“Many children, including children with learning disabilities, do not learn to read in the first grade because they lack the basic readiness skills or the school’s method is not appropriate for them. They may be allowed to fail for two or three years without effective intervention. Unless these children are identified early and appropriate instruction provided, they may be passed along in school until basic reading instruction is no longer available. Quality reading programs must be available across the age range if we are to significantly reduce illiteracy. While accommodations may be appropriate, they must not be substituted for direct reading instruction.
“Common educational practice is for schools and adult literacy programs to adopt a single method for teaching reading, with the assumption that it will be effective for everyone. Research indicates that some students with learning disabilities need a multisensory phonics approach, with instruction in phonological awareness; some students need a more meaning-based approach; while other students need interventions to address comprehension problems. For many students a combination of approaches is effective.”
Software programs, such as the Language Tune-up Kit, are an effective aid in addressing the needs of teachers and parents who wish to provide remedial reading instruction.
Individuals with dyslexia can have difficulty with letter recognition and letter reversals, although letter reversals are not always common to all who have learning challenges. Some of the most common examples of letter reversals are confusing the letters “b”, “d”, and “p” with one another. Other letter reversals can also be present.
Thought to be genetic and hereditary, some forms of dyslexia can also be caused when hearing problems at an early age affect a person’s language comprehension skills. It is estimated that one in 10 children struggles with dyslexia. It was earlier thought that more males are affected than females. However, we now know that both boys and girls can be equally affected, yet boys tend to be diagnosed more often than girls. The reason for that is that some boys behave themselves in a certain way that can lead to being evaluated, while many girls tend to withdraw or be quiet about their difficulties.
Importance of Early Intervention
It is estimated that 70-80% of people with poor reading skills are likely dyslexic. It is also estimated that one in five students, or 15-20% of the population, has a language based learning disability. Dyslexia is the most common of the language based learning disabilities. Nearly the same percentage of males and females have dyslexia.
Dyslexia effects people from different ethnic and socioeconomic backgrounds. The sooner a child is diagnosed and receives support, the more likely he or she will achieve long-term improvements.
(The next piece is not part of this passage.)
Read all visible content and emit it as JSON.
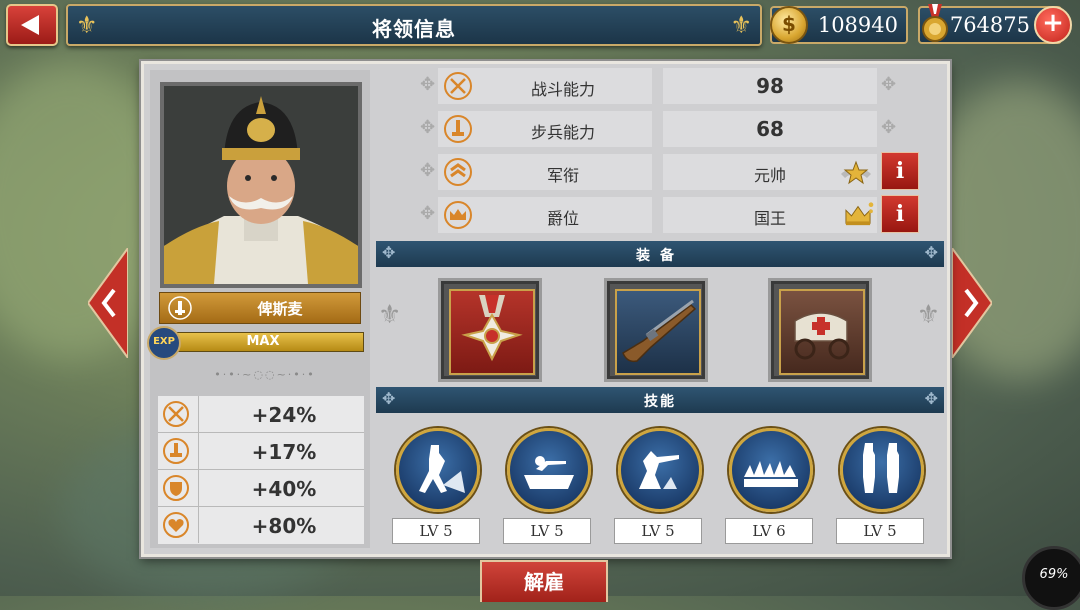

Dyslexic children can usually succeed at the same levels as others once they are diagnosed and start receiving extra support and attention and home, school, and across educational settings. Children suspected of suffering from dyslexia are recommended to undergo educational, cognitive, and/or neuropsychological testing. These tests typically include a series of reading, spelling, drawing, math, and intelligence tests, as well as visual tests, laterality tests, visual scanning tests, sequencing, auditory perception tests, and other tests to examine which brain functions are interfering with their language acquisition and normal school learning. Dyslexia also affects adults but those who receive early interventions often learn how to compensate for this difficulty by adulthood. Dyslexic adults, however, tend to continue to have difficulty with language skills throughout their lives. However, a dyslexia diagnosis is no barrier to success! Some famous dyslexics include such famous individuals as the first president of the United States George Washington, Albert Einstein, Hans Christian Anderson (a famous children’s book writer), U.S. Army General George Patton, Leonardo Da Vinci (Italian artist and painter), Alexander Graham Bell (a famous inventor who invented the telephone), actors Whoopi Goldberg, Henri Winkler, Tom Cruise and Orlando Bloom as well as others.